After the war she was around 18 and one of the friends of her family had family in the UK, running a restaurant in Preston (near Manchester). This lady kept asking her (she saw me and kept asking me) to come to work for her. Maria’s mother told her to go because there was nothing to do in the village after the war. In Preston she worked for this Italian lady born in the UK, she was very strict I was told, it was hard. She decided to come to Spain ten years ago for the climate, she was already single by that point.
The third lady was from Kentish Town and then more in the suburbs I heard. She didn’t evacuate during the war because her parents didn’t want her to go. She has been here ten years as well. Nice lady but I can’t recall more. We spoke about medical stuff with my aunt for a while and this third lady says that she has to pay a translator when she goes to the doctor.
A man came up and the three ladies went off with him, as he was the driver for the minibus to take them back to their homes. After this a fourth woman came up. She was 20 years here and spoke some but not enough Spanish. She had lived in 45 places being both fostered and then married to a soldier. She had lived near Canvey Island when it was bombed and recalled the flames leaping to the sky. Her foster mother had died and when she was grieving with her ‘sister’ she said, ‘mummy is dead’. Her ‘sister’ said, ‘but she was not your mummy, Auntie X was your mummy’. This was the first that she had known about this. She never spoke about it. She said it was very complicated. Her husband, now dead, had been in the English army at the battle of Monte Cassino! He had been injured and taken into the monastery by the monks. Later talking to my father I hear that he had an uncle by marriage on his father’s side who had lost a leg below the knee at Monte Cassino.
My aunt B has already told me that the Spanish don’t know what charity is. All the money for AC has come from the members. Monthly sales, two annual fairs (3000E a time) and then two shops, with paid managers, one in Torrevieja the other in ???? Matera? They produce a good income.
Walking around La Mata while my father plays bridge. Very Spanish, a tourist resort out of season. I note the remains of the old port near the jetty. I can find a few one story buildings, what remains of the old village apart from the church which is shut. English is visible in the menus and the occasional bar, like the Dublin bar. I write in a bar my father recommended, all Spanish. Good. There are a few older building visible in the town like this one still along the seafront, now boarded up:

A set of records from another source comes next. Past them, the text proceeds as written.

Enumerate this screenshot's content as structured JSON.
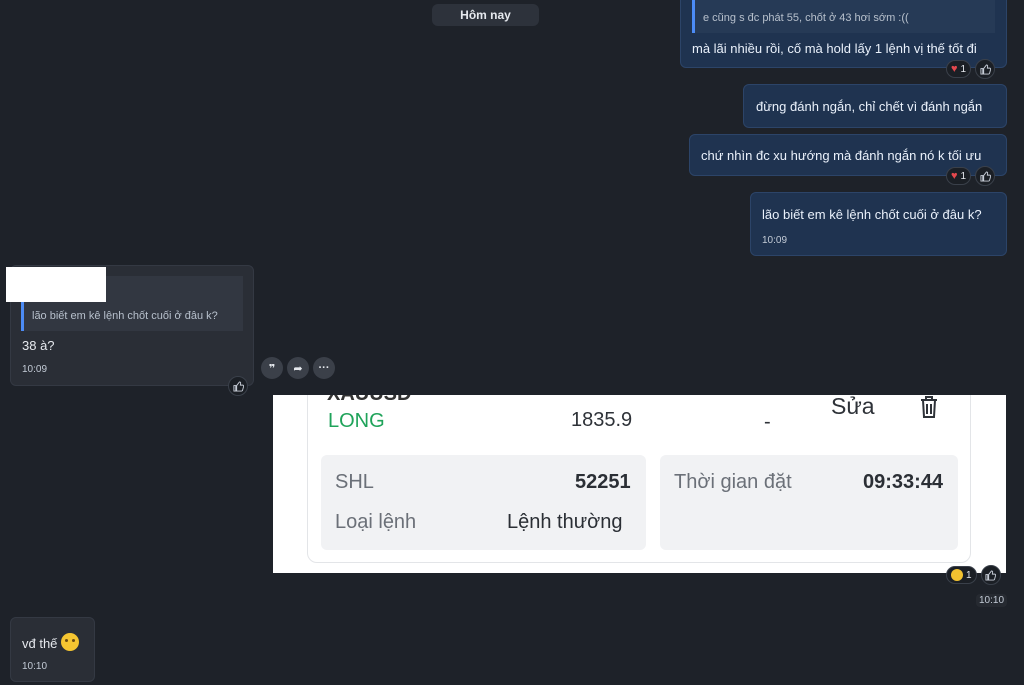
{
  "date_divider": "Hôm nay",
  "messages": {
    "m1": {
      "quote": "e cũng s đc phát 55, chốt ở 43 hơi sớm :((",
      "text": "mà lãi nhiều rồi, cố mà hold lấy 1 lệnh vị thế tốt đi",
      "reaction_count": "1"
    },
    "m2": {
      "text": "đừng đánh ngắn, chỉ chết vì đánh ngắn"
    },
    "m3": {
      "text": "chứ nhìn đc xu hướng mà đánh ngắn nó k tối ưu",
      "reaction_count": "1"
    },
    "m4": {
      "text": "lão biết em kê lệnh chốt cuối ở đâu k?",
      "time": "10:09"
    },
    "m5": {
      "quote": "lão biết em kê lệnh chốt cuối ở đâu k?",
      "text": "38 à?",
      "time": "10:09"
    },
    "m6": {
      "reaction_count": "1",
      "time": "10:10",
      "order": {
        "header_cut": "XAUUSD",
        "side": "LONG",
        "price": "1835.9",
        "dash": "-",
        "edit_label": "Sửa",
        "shl_label": "SHL",
        "shl_value": "52251",
        "type_label": "Loại lệnh",
        "type_value": "Lệnh thường",
        "time_label": "Thời gian đặt",
        "time_value": "09:33:44"
      }
    },
    "m7": {
      "text": "vđ thế",
      "time": "10:10"
    }
  },
  "colors": {
    "background": "#1e2229",
    "outgoing_bubble": "#1f3350",
    "incoming_bubble": "#2a2e36",
    "quote_bar": "#4c8bf5",
    "long_green": "#1fa35a",
    "heart": "#e5484d"
  }
}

I walk back to my father and his bridge game along the beach. Not many people there, one family with children otherwise there are just a few men fishing. These are the same groups I think in the same position as the other evening. Fishing with beach casting. I can’t ask simple questions to them, frustrating, important to recall this limitation. I am walking around with Spanish language in my ears from files on my phone.